Every line below that holds the string "title" should be copied.
--*--
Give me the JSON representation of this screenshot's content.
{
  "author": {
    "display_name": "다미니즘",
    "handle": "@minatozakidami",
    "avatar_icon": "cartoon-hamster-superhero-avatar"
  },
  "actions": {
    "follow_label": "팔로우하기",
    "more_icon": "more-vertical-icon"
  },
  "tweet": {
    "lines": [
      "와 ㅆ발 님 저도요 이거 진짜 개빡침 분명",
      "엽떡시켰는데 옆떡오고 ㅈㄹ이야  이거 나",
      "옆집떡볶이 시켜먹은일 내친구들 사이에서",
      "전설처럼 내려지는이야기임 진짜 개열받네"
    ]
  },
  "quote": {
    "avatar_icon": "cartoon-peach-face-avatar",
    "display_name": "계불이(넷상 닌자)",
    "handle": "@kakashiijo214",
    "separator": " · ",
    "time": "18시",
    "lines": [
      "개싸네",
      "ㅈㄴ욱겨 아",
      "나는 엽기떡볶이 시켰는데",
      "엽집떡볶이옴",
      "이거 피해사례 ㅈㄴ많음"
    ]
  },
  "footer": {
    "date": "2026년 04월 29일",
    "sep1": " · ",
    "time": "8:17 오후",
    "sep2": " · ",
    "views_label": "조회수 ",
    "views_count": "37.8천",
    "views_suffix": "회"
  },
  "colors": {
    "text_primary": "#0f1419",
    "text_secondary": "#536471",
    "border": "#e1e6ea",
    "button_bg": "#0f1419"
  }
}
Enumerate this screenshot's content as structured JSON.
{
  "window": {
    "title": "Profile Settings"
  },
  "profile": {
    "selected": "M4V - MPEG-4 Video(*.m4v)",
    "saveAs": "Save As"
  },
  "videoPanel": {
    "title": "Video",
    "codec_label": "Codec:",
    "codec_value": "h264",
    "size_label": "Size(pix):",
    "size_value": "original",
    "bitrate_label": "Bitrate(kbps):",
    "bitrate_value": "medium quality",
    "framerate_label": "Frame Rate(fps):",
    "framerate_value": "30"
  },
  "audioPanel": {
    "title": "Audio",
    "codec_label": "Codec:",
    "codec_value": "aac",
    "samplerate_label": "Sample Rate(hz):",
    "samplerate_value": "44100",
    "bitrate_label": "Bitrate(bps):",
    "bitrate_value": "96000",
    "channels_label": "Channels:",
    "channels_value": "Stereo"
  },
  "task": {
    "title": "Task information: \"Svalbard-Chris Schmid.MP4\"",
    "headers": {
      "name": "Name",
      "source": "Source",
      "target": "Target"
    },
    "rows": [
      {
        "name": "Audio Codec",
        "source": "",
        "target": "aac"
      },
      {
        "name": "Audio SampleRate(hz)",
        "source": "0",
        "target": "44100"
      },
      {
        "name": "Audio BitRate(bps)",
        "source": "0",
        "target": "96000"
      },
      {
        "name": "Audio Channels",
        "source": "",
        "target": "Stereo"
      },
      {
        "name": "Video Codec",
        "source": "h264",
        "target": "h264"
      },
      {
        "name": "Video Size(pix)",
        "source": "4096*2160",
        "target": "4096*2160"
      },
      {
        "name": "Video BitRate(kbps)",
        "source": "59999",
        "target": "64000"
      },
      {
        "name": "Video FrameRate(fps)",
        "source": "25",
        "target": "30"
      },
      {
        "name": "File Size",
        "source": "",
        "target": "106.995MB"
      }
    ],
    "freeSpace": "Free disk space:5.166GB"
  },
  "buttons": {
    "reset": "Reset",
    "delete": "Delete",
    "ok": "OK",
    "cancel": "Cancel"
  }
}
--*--
[OUTPUT FOR THIS EXERCISE]
    "title": "Profile Settings"
    "title": "Video",
    "title": "Audio",
    "title": "Task information: \"Svalbard-Chris Schmid.MP4\"",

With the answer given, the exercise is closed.